The practice of mindfulness is an age old concept but in the last several years I’ve seen an increase in its popularity. The hype can be somewhat nauseating as at times social media makes it feel like we’re competing to find a winner of spiritual enlightenment. But don’t let this detract you from the basic principle of mindfulness. At its core mindfulness involves setting a conscious intention. To an extent we do this daily when we establish tasks and goals that we are mindful of. The difference with mindfulness as a practice is that here we consciously set the intention of awareness on our internal self rather than something external in our environment.
Initially this may seem paradoxical-the very idea of awareness implies consciousness. But our body can deceive us and we find ourselves merely going through the motions rather than actually experiencing. Mindfulness is regarded as looking inwards. By doing this we can evaluate our perspective without judgement. Bringing this into your daily life doesn’t need to be overwhelming. Below I’ll describe three different and easy ways to begin a mindfulness practice. Think about the amount of time you spend surfing the web aimlessly, on facebook or instagram, or watching youtube videos. One of the exercises described takes less than 2 minutes-I’m sure you can find the time.

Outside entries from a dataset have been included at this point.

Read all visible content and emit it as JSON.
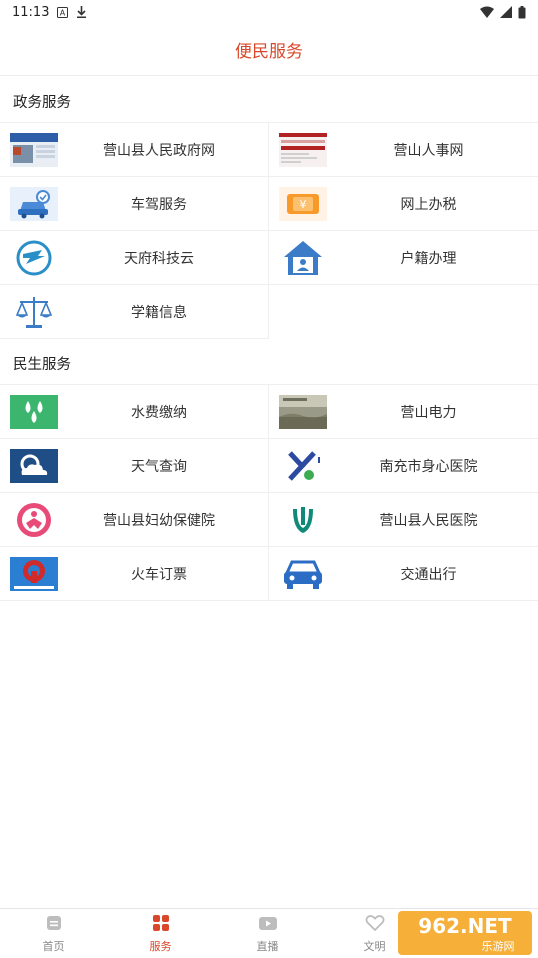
{
  "status_bar": {
    "time": "11:13"
  },
  "header": {
    "title": "便民服务"
  },
  "sections": [
    {
      "title": "政务服务",
      "items": [
        {
          "label": "营山县人民政府网",
          "icon": "government-site-thumbnail-icon"
        },
        {
          "label": "营山人事网",
          "icon": "personnel-site-thumbnail-icon"
        },
        {
          "label": "车驾服务",
          "icon": "car-service-icon"
        },
        {
          "label": "网上办税",
          "icon": "tax-ticket-icon"
        },
        {
          "label": "天府科技云",
          "icon": "tianfu-tech-cloud-icon"
        },
        {
          "label": "户籍办理",
          "icon": "household-registration-house-icon"
        },
        {
          "label": "学籍信息",
          "icon": "scales-icon"
        }
      ]
    },
    {
      "title": "民生服务",
      "items": [
        {
          "label": "水费缴纳",
          "icon": "water-drops-icon"
        },
        {
          "label": "营山电力",
          "icon": "power-company-thumbnail-icon"
        },
        {
          "label": "天气查询",
          "icon": "weather-cloud-icon"
        },
        {
          "label": "南充市身心医院",
          "icon": "hospital-logo-icon"
        },
        {
          "label": "营山县妇幼保健院",
          "icon": "maternal-child-hospital-icon"
        },
        {
          "label": "营山县人民医院",
          "icon": "people-hospital-logo-icon"
        },
        {
          "label": "火车订票",
          "icon": "railway-logo-icon"
        },
        {
          "label": "交通出行",
          "icon": "car-front-icon"
        }
      ]
    }
  ],
  "tabbar": {
    "items": [
      {
        "label": "首页",
        "icon": "home-document-icon",
        "active": false
      },
      {
        "label": "服务",
        "icon": "grid-services-icon",
        "active": true
      },
      {
        "label": "直播",
        "icon": "video-play-icon",
        "active": false
      },
      {
        "label": "文明",
        "icon": "heart-icon",
        "active": false
      }
    ]
  },
  "watermark": {
    "text": "962.NET",
    "subtext": "乐游网"
  },
  "colors": {
    "accent": "#d9482b",
    "icon_blue": "#2b6cc4",
    "water_green": "#3cb56f",
    "divider": "#efefef"
  }
}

Under two minutes: Just breathe
- Place one hand on your belly and one hand on your chest
- Close your lips and put your tongue on the roof of your mouth
- Breathe slowly in through your nose feeling you belly and chest rise
- Pause at the top of your breath
- Breathe slowly out through your nose feeling your belly and chest fall
- Pause at the bottom of your breath
- Try to focus on the rise and fall of your breath and the way it flows in and out of your belly and chest
- Take 10 deep breathes like this
That’s it! You just completed an essential breathing exercise that has been scientifically shown to regularize heart rate, decrease anxiety and modulate the stress hormone cascade.
Five minutes: Journaling
- Grab your favourite writing implement and a piece of paper or your favourite electronic device.
- Set a timer for five minutes
- Start writing
- Anything/everything that comes to mind is fair game, the good bad and ugly or even if you feel stuck write it down
- Keep writing until your timer sounds
The act of journaling allows us to digest our thoughts differently and gives us a chance to let things go or reflect on them. Psychologically the act of writing activates your left brain which is analytical and rational. This distraction technique frees up your right brain for more intuitive or creative thoughts and processes. As well, the simple act of writing things down allows your brain to stop expending the same energy comprehending that same information.
Ten minutes: Headspace and mindfulness apps
Guided meditation can be helpful as it provides an auditory focus for your brain. There are so many different apps and youtube videos available now (many for free) that provide this stimulus. Starting at just a few minutes daily these apps can help to provide structure, accountability and have been shown in studies to improve overall stress management and sense of well-being.